the horseshoe shaped marks on the bark? I really must look that up one day.
That's a raindrop reflecting a branch by the way.

'They' say that lichen indicates good clean air - we have tons of lichen here.

Drippy discarded duck feathers from the useless ducks

PSB leaves - always covered in droplets it seems

Ditto the purple Curly Kale - I love how photogenic this plant is.
Which is just as well, as despite mild weather it's not growing much!

Lime (Tilia) seeds pods and bract

I decided to be brave and show you my weedy old veggie patch, just to prove there is a bit of work in progress. I have dug a sort of L shape round the edge of the bed with the leeks in (top left). The nicely dug bit in the middle is where I've planted my garlic.

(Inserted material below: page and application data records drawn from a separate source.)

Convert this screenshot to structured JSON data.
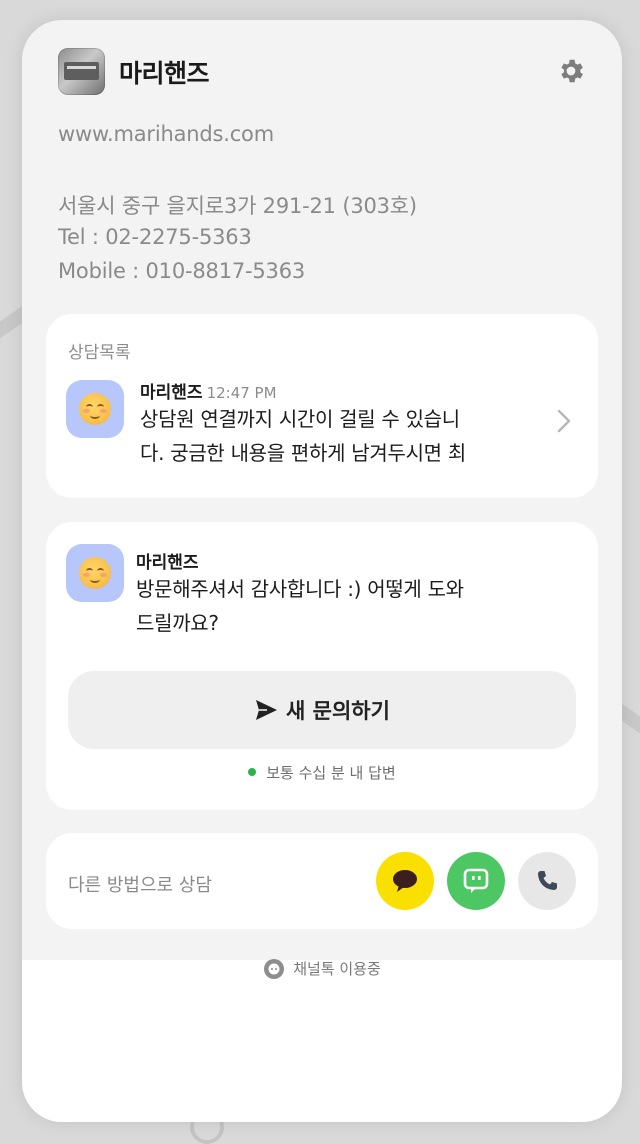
{
  "header": {
    "brand_name": "마리핸즈",
    "settings_icon": "gear-icon"
  },
  "info": {
    "website": "www.marihands.com",
    "address": "서울시 중구 을지로3가 291-21 (303호)",
    "tel": "Tel : 02-2275-5363",
    "mobile": "Mobile : 010-8817-5363"
  },
  "consult_list": {
    "title": "상담목록",
    "item": {
      "sender": "마리핸즈",
      "time": "12:47 PM",
      "line1": "상담원 연결까지 시간이 걸릴 수 있습니",
      "line2": "다. 궁금한 내용을 편하게 남겨두시면 최"
    }
  },
  "greeting": {
    "sender": "마리핸즈",
    "line1": "방문해주셔서 감사합니다 :) 어떻게 도와",
    "line2": "드릴까요?",
    "button_label": "새 문의하기",
    "status_text": "보통 수십 분 내 답변"
  },
  "other_methods": {
    "label": "다른 방법으로 상담",
    "buttons": [
      {
        "name": "kakaotalk",
        "icon": "speech-bubble-icon",
        "color": "#f9e000"
      },
      {
        "name": "naver-talk",
        "icon": "chat-icon",
        "color": "#4cc764"
      },
      {
        "name": "phone",
        "icon": "phone-icon",
        "color": "#e7e7e8"
      }
    ]
  },
  "footer": {
    "text": "채널톡 이용중"
  },
  "colors": {
    "accent_green": "#2eb34a",
    "avatar_bg": "#b7c6fb",
    "panel_bg": "#f3f3f4"
  }
}
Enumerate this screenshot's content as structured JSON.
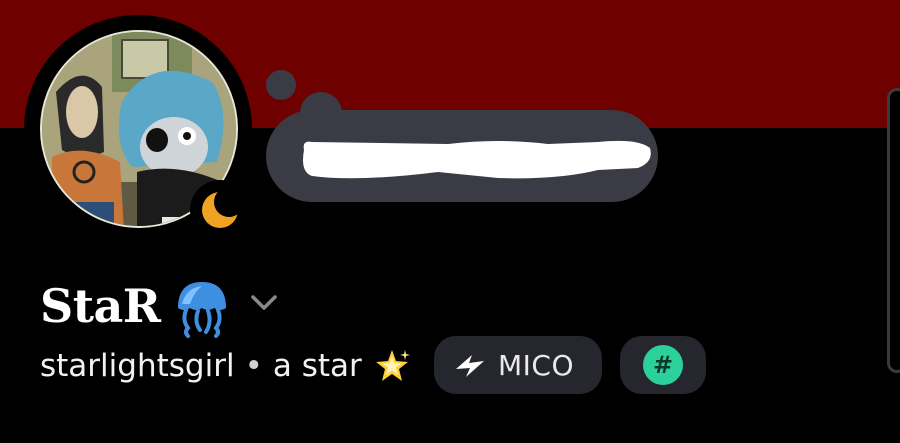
{
  "profile": {
    "display_name": "StaR",
    "name_emoji": "jellyfish-emoji",
    "username": "starlightsgirl",
    "separator": "•",
    "pronouns": "a star",
    "pronouns_emoji": "sparkle-star-emoji",
    "status": "idle-moon-icon",
    "custom_status": ""
  },
  "badges": [
    {
      "label": "MICO",
      "icon": "lightning-icon"
    },
    {
      "label": "#",
      "icon": "hashtag-icon"
    }
  ],
  "colors": {
    "banner": "#6e0000",
    "background": "#000000",
    "pill": "#26272e",
    "bubble": "#3a3b44",
    "hashtag_accent": "#2ad19b",
    "idle_moon": "#f0a322"
  }
}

As you can see below, that's not all of it, there's two more plots on the right and I haven't even pulled out the dead things in those plots yet.

And that's just the veg patch! There's the rest of the garden to attack. But I did get my red and blackcurrants pruned, so that's something.

I've also finally cut back the dead growth on the asparagus, which I should have done a couple of months ago. I haven't mentioned my asparagus bed yet on this blog, because growing it from seed is a long process and takes three years before you can start to harvest it. I'll feature it when it emerges in the spring - only one more year to wait until we can eat it!


  1. Mandy, your photos are fantastic! Particularly like that horse chestnut one. Nice to see something so lovely coming from the general dreariness that seems to have been going on as long as I can remember (moan moan etc). I've started overhauling my veg plot a bit - building some raised beds and digging over. Even managed to plant some broad beans in there at last!!! Garlic should have been in ages ago but it's just been too wet...

    1. Hi CC, glad to hear you are doing something in the garden too! It's hard to drag yourself out there into the dreary grey, isn't it?! Thanks for the lovely compliments about the photos - it's the only way to enjoy the general sogginess for me. :-)

  2. Super photos as always Madame.
    Re pruning blackcurrants - an old boy on my allotment in Manchester, because blackcurrants grow on year old wood, just used to cut the fruiting branches off with fruit still on them - harvesting and pruning at the same time.

    1. Hi Anon. Thanks for your compliments re. my photos.
      I have heard of people pruning that way, but I also think then you'd need loads of currant bushes, because you'd be cutting away so many fruiting canes. I just cut away the oldest canes (usually the thickest and most covered in lichen) and any that are growing out horizontally low down, as they will be drooping on the ground when they are covered in fruit. I got 8kg from two bushes last year!